How to Use the Psychology of Colour
Colour is an essential factor of visual perception. It stimulates both the rational and emotional aspects of our minds. Thus colour plays a significant role in brand marketing and product design because of its versatile ubiquity. Colour can be used to guide the user’s attention through the intended user experience and to modulate the user’s emotions during the process.
It is here that colour shines brightly. For even when the shape and size of an object are distant and ill-defined, it’s the colour will still be very visible and create the first impetus of attraction.
We as individuals view the world through anthropomorphic lenses - which means that from our perspective we attribute a human personality to every object, no matter how lifeless. For example, a small water bottle is cute and cheerful while a large, thick bottle is strong and dependable. We do this subconsciously to most things that come to our attention and we make an instinctive emotional judgement about the thing, on this basis.
In 1997, this term was officially attributed to brands to create a brand personality, which refers to the human characteristics that the brand’s organization displays. It then goes without saying that the colours involved in the brand’s logo, marketing promotions and products all play a significant role in developing the personality of the brand.
Colour in a brand logo can be used as a marker of the nature of the product or service in case of a large and diverse customer base. For example, a petroleum company or home decor or digital solutions can reflect their brand credo by showcasing the personality of their products as a whole. Like Shell’s bright yellow and red is energetic like their oil, or IKEA’s blue and yellow promises stability and openness or Microsoft’s multicoloured logo illustrating their diversity of products.
This kind of usage of colour provides a ready template for a brand’s identity. And when used consistently in advertisement campaigns, information displays and interfaces, colour schemes can create a significant subliminal memory in the viewer’s mind. Such that he can immediately recognise a brand even from a display fragment taken out of context.
This role of colour in brand identity comes from a yet deeper aspect of colour in influencing the user’s mind. Colours invoke primal emotions within us reflecting the stereotypes of that colour in nature. For example, the dark blue of the vast and deep ocean or the light blue of the clear sky. Verdant greens of dense, lush forests or the lively openness of sunny green fields. The delicious red, orange or yellow fruit or a dangerous pattern of dark and warm colours on a snake.
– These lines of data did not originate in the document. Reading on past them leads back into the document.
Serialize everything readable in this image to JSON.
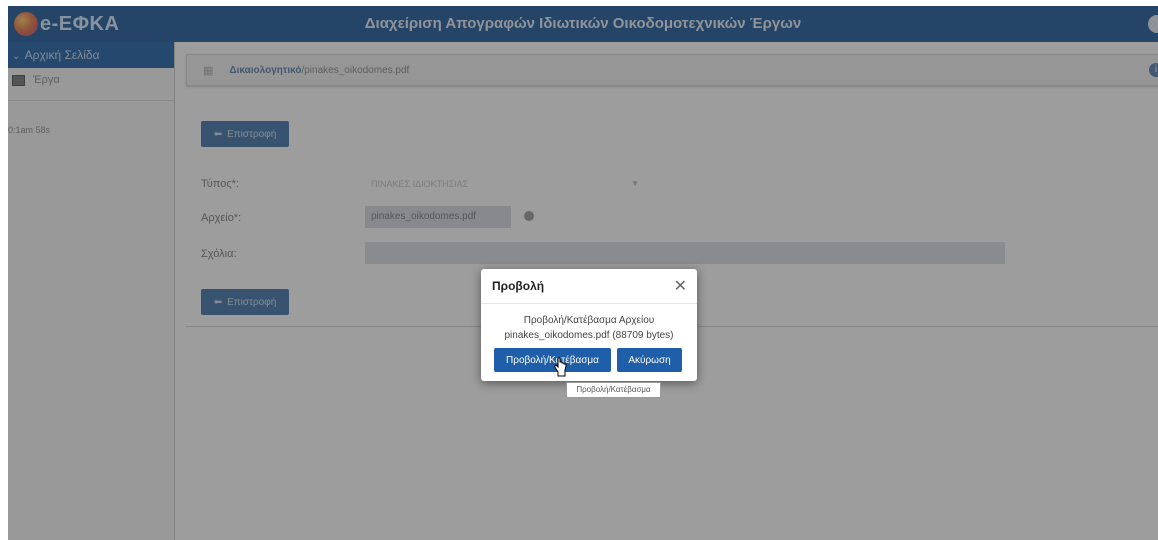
{
  "header": {
    "logo_text": "e-ΕΦΚΑ",
    "title": "Διαχείριση Απογραφών Ιδιωτικών Οικοδομοτεχνικών Έργων"
  },
  "sidebar": {
    "home_label": "Αρχική Σελίδα",
    "items": [
      {
        "label": "Έργα",
        "icon": "folder-icon"
      }
    ],
    "session_timer": "0:1am 58s"
  },
  "breadcrumb": {
    "link_label": "Δικαιολογητικό",
    "separator": "/",
    "file_name": "pinakes_oikodomes.pdf"
  },
  "form": {
    "back_label_top": "Επιστροφή",
    "back_label_bottom": "Επιστροφή",
    "type_label": "Τύπος*:",
    "type_value": "ΠΙΝΑΚΕΣ ΙΔΙΟΚΤΗΣΙΑΣ",
    "file_label": "Αρχείο*:",
    "file_value": "pinakes_oikodomes.pdf",
    "comments_label": "Σχόλια:"
  },
  "modal": {
    "title": "Προβολή",
    "body_line1": "Προβολή/Κατέβασμα Αρχείου",
    "body_line2": "pinakes_oikodomes.pdf (88709 bytes)",
    "primary_button": "Προβολή/Κατέβασμα",
    "cancel_button": "Ακύρωση",
    "tooltip": "Προβολή/Κατέβασμα"
  },
  "colors": {
    "header": "#3b6fa8",
    "primary": "#1f5ea8",
    "overlay": "rgba(0,0,0,0.38)"
  }
}
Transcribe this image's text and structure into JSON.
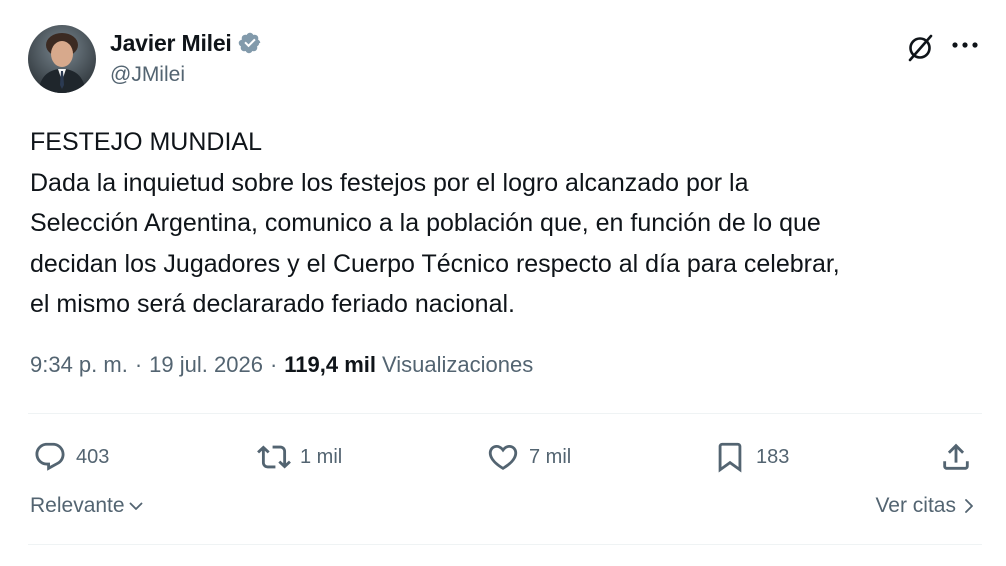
{
  "author": {
    "name": "Javier Milei",
    "handle": "@JMilei",
    "verified": true,
    "avatar_icon": "profile-photo"
  },
  "tweet": {
    "lines": [
      "FESTEJO MUNDIAL",
      "Dada la inquietud sobre los festejos por el logro alcanzado por la",
      "Selección Argentina, comunico a la población que, en función de lo que",
      "decidan los Jugadores y el Cuerpo Técnico respecto al día para celebrar,",
      "el mismo será declararado feriado nacional."
    ]
  },
  "meta": {
    "time": "9:34 p. m.",
    "separator": "·",
    "date": "19 jul. 2026",
    "views_count": "119,4 mil",
    "views_label": "Visualizaciones"
  },
  "actions": {
    "replies": "403",
    "reposts": "1 mil",
    "likes": "7 mil",
    "bookmarks": "183"
  },
  "footer": {
    "sort_label": "Relevante",
    "quotes_label": "Ver citas"
  },
  "colors": {
    "text": "#0f1419",
    "secondary": "#536471",
    "verified": "#829aab",
    "divider": "#eff3f4"
  }
}
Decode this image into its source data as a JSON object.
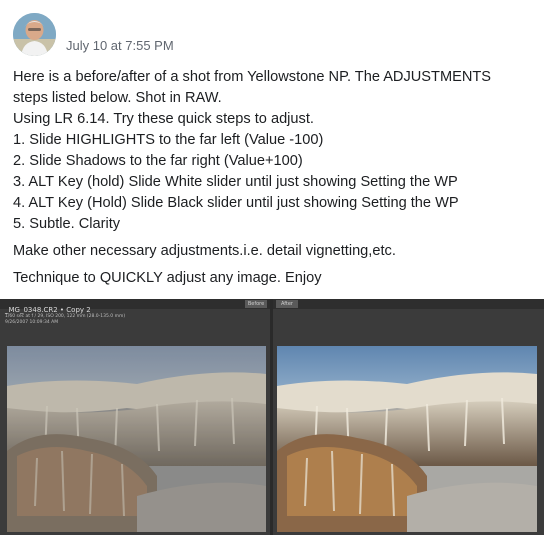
{
  "post": {
    "timestamp": "July 10 at 7:55 PM",
    "lines": [
      "Here is a before/after of a shot from Yellowstone NP. The ADJUSTMENTS",
      "steps listed below. Shot in RAW.",
      "Using LR 6.14. Try these quick steps to adjust.",
      "1. Slide HIGHLIGHTS to the far left (Value -100)",
      "2. Slide Shadows to the far right (Value+100)",
      "3. ALT Key (hold) Slide White slider until just showing Setting the WP",
      "4. ALT Key (Hold) Slide Black slider until just showing Setting the WP",
      "5. Subtle. Clarity"
    ],
    "paragraph2": "Make other necessary adjustments.i.e. detail vignetting,etc.",
    "paragraph3": "Technique to QUICKLY adjust any image. Enjoy"
  },
  "image": {
    "filename": "_MG_0348.CR2 • Copy 2",
    "exif_line1": "1/60 sec at f / 29, ISO 200, 122 mm (28.0-135.0 mm)",
    "exif_line2": "9/26/2007 10:09:34 AM",
    "before_tag": "Before",
    "after_tag": "After"
  }
}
The power of these natural colour codes can be harnessed effectively to create a specific emotional milieu for the user. Colours can be chosen to compile a palette of emotions compatible with brand identity. This can then be used contextually to prepare the emotional background of the user or reader and thus influence the reception of information or interactions. For example, a food brand should only limit itself to warm colours to stimulate appetites, but can also use light greens and blues to highlight the freshness of veggies and seafood.
Nostalgia or sentimental associations of past memories can also be provoked by colour combinations. This leverages the impact of a past campaign that was enormously successful. For example, patterned red and white evoke a happy and playful emotion because of its association with typical Christmas sweets and decorations - this is used successfully by Hamleys Toys and the Lego logo. This is especially useful to create branding for young adults to provoke reminiscence of their childhood brands.
Colour is also an important component of the information hierarchy. Colour varieties are present not only in hues but also in its saturation and lightness. These variances allow the creation of different gradients of contrast and can be used consistently to prioritise information in the context of their native layout.
Colour composition of interfaces and websites are vital to not only highlight important text and graphics but also to categorize and tabulate the contents. The background colour becomes important here because it defines the feel of the negative space that separates the focused contents. For example, light background of a menu of dark items makes the items more distinct and separated than if the background and item colours are less contrasted.
All these various practices of colour usage are employed in crafting a good user experience. A good UX design has to account for the correct sequence of the progress of a user through an interactive or informative process. Consistent colour coding using various colour shades can implement a hierarchical highlighting scheme which along with the contents can guide the user efficiently.
But a good UX will also incite the user into taking desirable actions based on their emotional bearings during the experience. This can be designed by creating a gradual tension curve dotted with emotionally intense peaks followed by relaxing spaces throughout the content. For example, a solid colour space between two clusters of information gives the downtime to absorb the previous content. While a background colour transition before introducing new information can create an expectation or curiosity for the next content. The payoff to such a carefully crafted tension curve can be easily realised through highlighting the call to action at an emotionally climactic moment.
Though it has some accessibility problems (like colour blindness) which should be kept in mind, colour usage is a powerful tool to create brand identity and UX design. It can consistently attract a large user base over an international domain and can increase the margin of returning customers.